POMELO: Delicious and Nutritious

MANY people take the orange for its Vitamin C. But did you know that there is a local fruit which may just be the perfect substitute for the orange? It’s none other than the pomelo, a round fruit with a rough skin which is pale green or yellow in colour.

Known as limau bali to the Malays, the pomelo contains about 45 mg of Vitamin C per 100 g edible portion, which is more than the amount (about 40 mg) found in the orange. Vitamin C is good for our complexion and helps our body to resist infections.

The biggest of all citrus fruits, the pomelo is also richer in Vitamin A compared to the orange. A 100 g portion of pomelo can easily give 33 mcg of Vitamin A as compared to only 21 mcg in an equal portion of orange. Vitamin A helps to promote good eye-sight.
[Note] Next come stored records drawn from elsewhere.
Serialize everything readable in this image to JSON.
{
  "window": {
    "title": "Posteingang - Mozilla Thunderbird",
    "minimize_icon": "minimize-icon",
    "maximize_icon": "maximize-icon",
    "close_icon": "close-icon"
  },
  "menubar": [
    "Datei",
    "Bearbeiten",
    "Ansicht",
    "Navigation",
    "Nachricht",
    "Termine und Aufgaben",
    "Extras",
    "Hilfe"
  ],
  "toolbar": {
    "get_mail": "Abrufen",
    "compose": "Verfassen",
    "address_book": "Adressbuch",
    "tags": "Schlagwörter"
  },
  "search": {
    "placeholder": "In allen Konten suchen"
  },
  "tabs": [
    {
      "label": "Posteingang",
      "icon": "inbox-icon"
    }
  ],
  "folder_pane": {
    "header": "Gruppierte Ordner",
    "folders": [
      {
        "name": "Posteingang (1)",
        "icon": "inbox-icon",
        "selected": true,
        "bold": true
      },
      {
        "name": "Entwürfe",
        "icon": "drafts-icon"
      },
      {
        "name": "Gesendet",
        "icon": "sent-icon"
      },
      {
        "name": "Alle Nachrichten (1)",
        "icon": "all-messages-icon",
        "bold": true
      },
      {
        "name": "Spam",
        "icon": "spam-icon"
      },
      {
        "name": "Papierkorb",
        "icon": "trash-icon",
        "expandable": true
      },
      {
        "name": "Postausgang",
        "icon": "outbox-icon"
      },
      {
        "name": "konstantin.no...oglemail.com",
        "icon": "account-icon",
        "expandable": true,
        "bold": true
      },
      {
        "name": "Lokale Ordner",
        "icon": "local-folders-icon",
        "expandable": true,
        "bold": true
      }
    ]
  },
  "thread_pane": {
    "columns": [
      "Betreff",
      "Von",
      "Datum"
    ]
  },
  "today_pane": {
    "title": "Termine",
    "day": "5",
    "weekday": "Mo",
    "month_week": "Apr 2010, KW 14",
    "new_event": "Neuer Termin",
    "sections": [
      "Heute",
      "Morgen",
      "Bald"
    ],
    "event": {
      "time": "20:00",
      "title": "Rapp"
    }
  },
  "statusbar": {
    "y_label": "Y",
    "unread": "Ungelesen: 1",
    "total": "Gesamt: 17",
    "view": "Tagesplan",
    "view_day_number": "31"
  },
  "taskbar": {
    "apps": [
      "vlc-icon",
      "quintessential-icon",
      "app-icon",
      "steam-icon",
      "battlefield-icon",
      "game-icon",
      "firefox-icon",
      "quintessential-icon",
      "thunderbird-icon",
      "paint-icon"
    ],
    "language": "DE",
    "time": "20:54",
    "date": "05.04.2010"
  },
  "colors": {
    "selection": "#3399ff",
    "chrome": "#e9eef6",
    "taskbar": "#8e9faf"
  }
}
In terms of minerals, the pomelo is rich in potassium, a mineral required by our body for the proper coordination of muscle activity. It has about 3 times more potassium than the orange.
Besides that, it is also rich in phosphorus and sodium. It has about 4 times more sodium than the orange. Sodium helps to maintain the correct concentration of body fluids while phosphorus is vital for healthy bones and teeth.

What’s more, this fruit also has fibres which helps to prevent constipation. And for those who are on a diet, the pomelo may just be the ideal fruit for them as it does not contain any fat at all.
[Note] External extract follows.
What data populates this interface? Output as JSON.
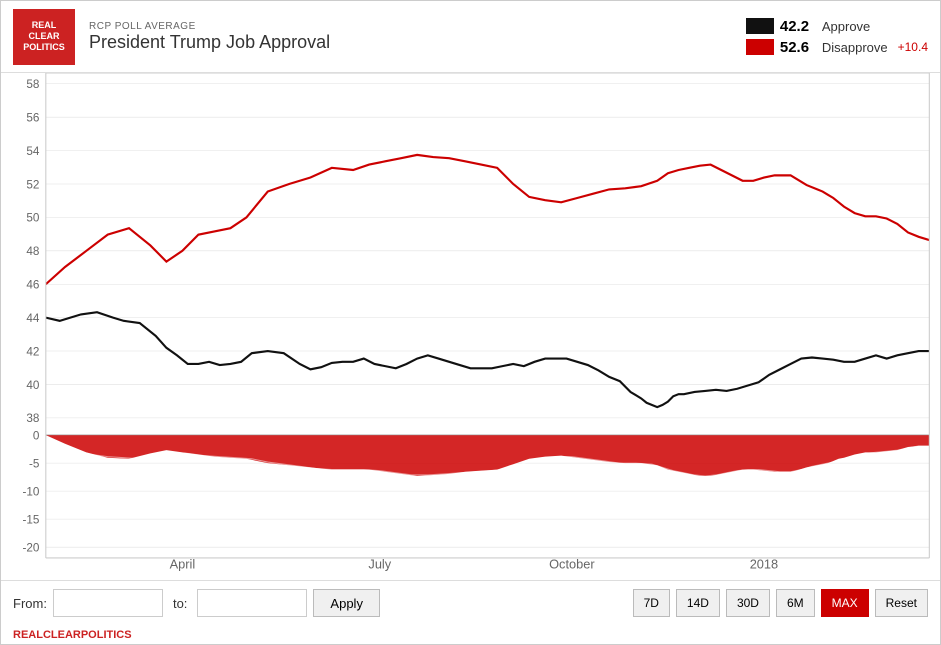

The pomelo also has a certain amount of protein, calcium, iron and B-vitamins.

Besides the juicy flesh that is normally eaten raw, the other parts of the pomelo also have their uses. The Malays preserve the rind to make a pleasant candied peel. The seeds and dried slices of the young fruit, matured fruit and flowers are used by the Chinese in various medications. A fragrant perfume can also be extracted from the flowers which have a strong scent.
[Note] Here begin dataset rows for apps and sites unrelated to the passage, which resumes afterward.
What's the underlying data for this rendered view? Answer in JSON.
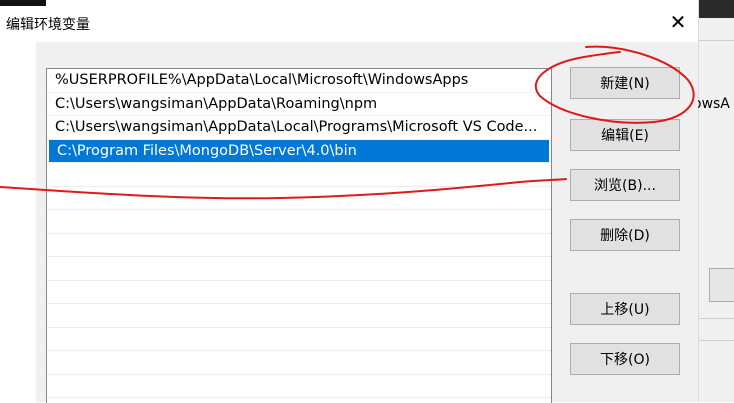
{
  "dialog": {
    "title": "编辑环境变量",
    "close_glyph": "✕"
  },
  "paths": [
    "%USERPROFILE%\\AppData\\Local\\Microsoft\\WindowsApps",
    "C:\\Users\\wangsiman\\AppData\\Roaming\\npm",
    "C:\\Users\\wangsiman\\AppData\\Local\\Programs\\Microsoft VS Code...",
    "C:\\Program Files\\MongoDB\\Server\\4.0\\bin"
  ],
  "selected_index": 3,
  "buttons": {
    "new": "新建(N)",
    "edit": "编辑(E)",
    "browse": "浏览(B)...",
    "delete": "删除(D)",
    "move_up": "上移(U)",
    "move_down": "下移(O)"
  },
  "background_window": {
    "text": "owsA"
  },
  "colors": {
    "selection": "#0078d7",
    "annotation": "#e0191b"
  }
}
And the leaves are traditionally used as a poultice which is warmed and then applied on swellings and painful joints. A decoction of the leaves is also used as an aromatic bath or a wash for skin ulcers, or taken for cough and nervousness. The rind of the fruit is squeezed and inhaled for nausea and its decoction taken for cough and stomach upset.

Pomelos in Malaysia are mainly of 2 varieties: the pale cream flesh variety and the pinkish flesh variety.

Excerpts taken from CAP book “Fruits – A nutrition guide”. For more information of local fruits, get book here.